* Assignment *
Give the number of lines in this listing that contain the word "color", and nothing else.

* Task inputs *
*** Begin section ***

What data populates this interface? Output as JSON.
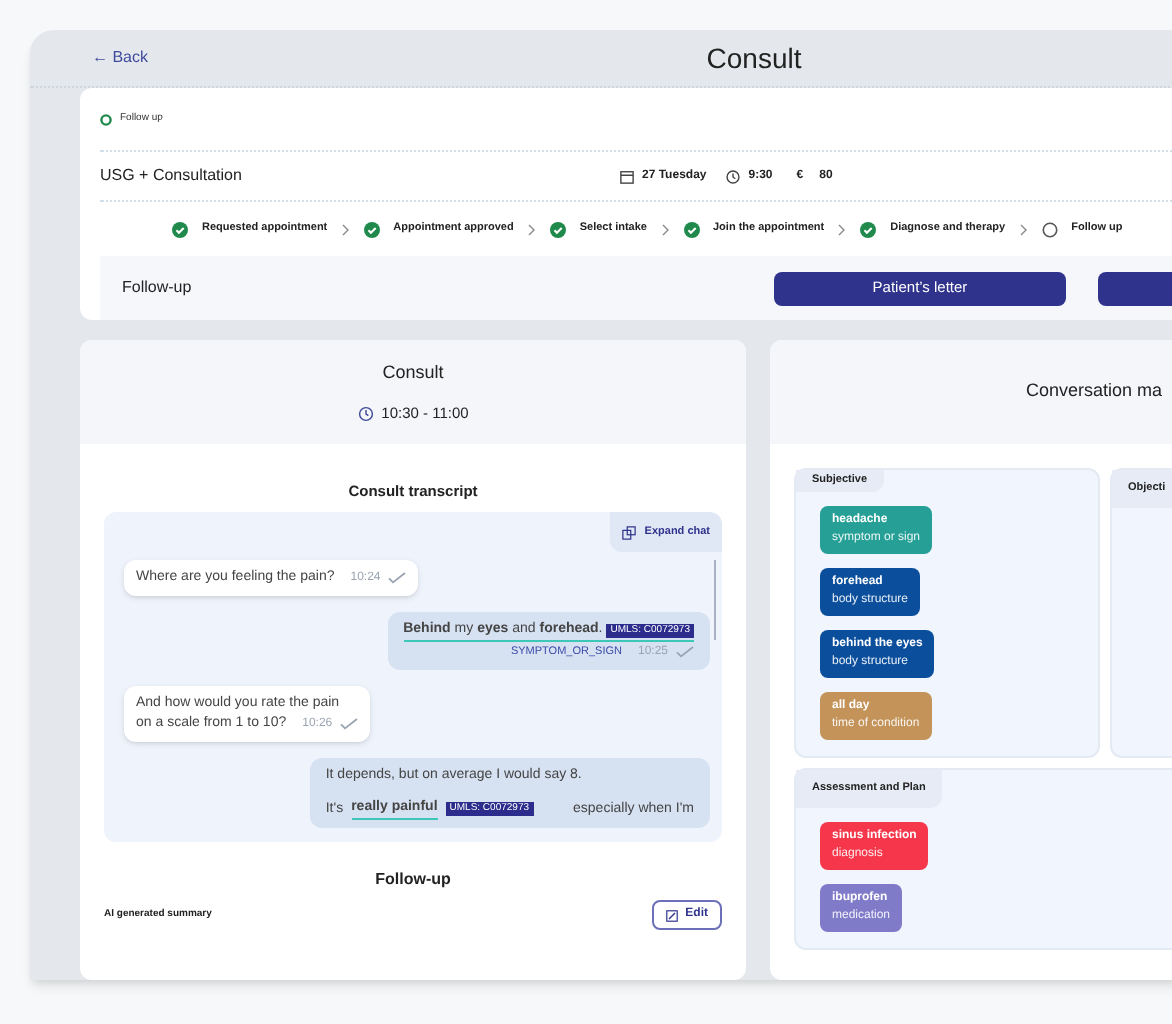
{
  "header": {
    "back": "← Back",
    "title": "Consult"
  },
  "appointment": {
    "status": {
      "label": "Follow up",
      "active": true
    },
    "name": "USG + Consultation",
    "date": "27 Tuesday",
    "time": "9:30",
    "currency": "€",
    "price": "80"
  },
  "steps": [
    {
      "label": "Requested appointment",
      "done": true
    },
    {
      "label": "Appointment approved",
      "done": true
    },
    {
      "label": "Select intake",
      "done": true
    },
    {
      "label": "Join the appointment",
      "done": true
    },
    {
      "label": "Diagnose and therapy",
      "done": true
    },
    {
      "label": "Follow up",
      "done": false
    }
  ],
  "follow_up_bar": {
    "title": "Follow-up",
    "buttons": [
      "Patient’s letter"
    ]
  },
  "consult": {
    "title": "Consult",
    "time": "10:30 - 11:00",
    "transcript_title": "Consult transcript",
    "expand": "Expand chat",
    "messages": [
      {
        "kind": "incoming",
        "lines": [
          "Where are you feeling the pain?"
        ],
        "time": "10:24",
        "read": true
      },
      {
        "kind": "outgoing",
        "lines": [
          "**Behind** my **eyes** and **forehead**."
        ],
        "annotation": {
          "code": "UMLS: C0072973",
          "type": "SYMPTOM_OR_SIGN"
        },
        "time": "10:25",
        "read": true
      },
      {
        "kind": "incoming",
        "lines": [
          "And how would you rate the pain",
          "on a scale from 1 to 10?"
        ],
        "time": "10:26",
        "read": true
      },
      {
        "kind": "outgoing",
        "lines": [
          "It depends, but on average I would say 8."
        ],
        "tail": {
          "before": "It's",
          "highlight": "really painful",
          "code": "UMLS: C0072973",
          "after": "especially when I'm"
        }
      }
    ],
    "follow_up_title": "Follow-up",
    "summary_label": "AI generated summary",
    "edit": "Edit"
  },
  "conversation": {
    "title": "Conversation ma",
    "sections": [
      {
        "title": "Subjective",
        "tags": [
          {
            "term": "headache",
            "category": "symptom or sign",
            "color": "#26a096"
          },
          {
            "term": "forehead",
            "category": "body structure",
            "color": "#0b4f9c"
          },
          {
            "term": "behind the eyes",
            "category": "body structure",
            "color": "#0b4f9c"
          },
          {
            "term": "all day",
            "category": "time of condition",
            "color": "#c39359"
          }
        ]
      },
      {
        "title": "Objecti"
      },
      {
        "title": "Assessment and Plan",
        "tags": [
          {
            "term": "sinus infection",
            "category": "diagnosis",
            "color": "#f6364a"
          },
          {
            "term": "ibuprofen",
            "category": "medication",
            "color": "#7f7bc9"
          }
        ]
      }
    ]
  }
}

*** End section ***

* Answer to the exercise *
6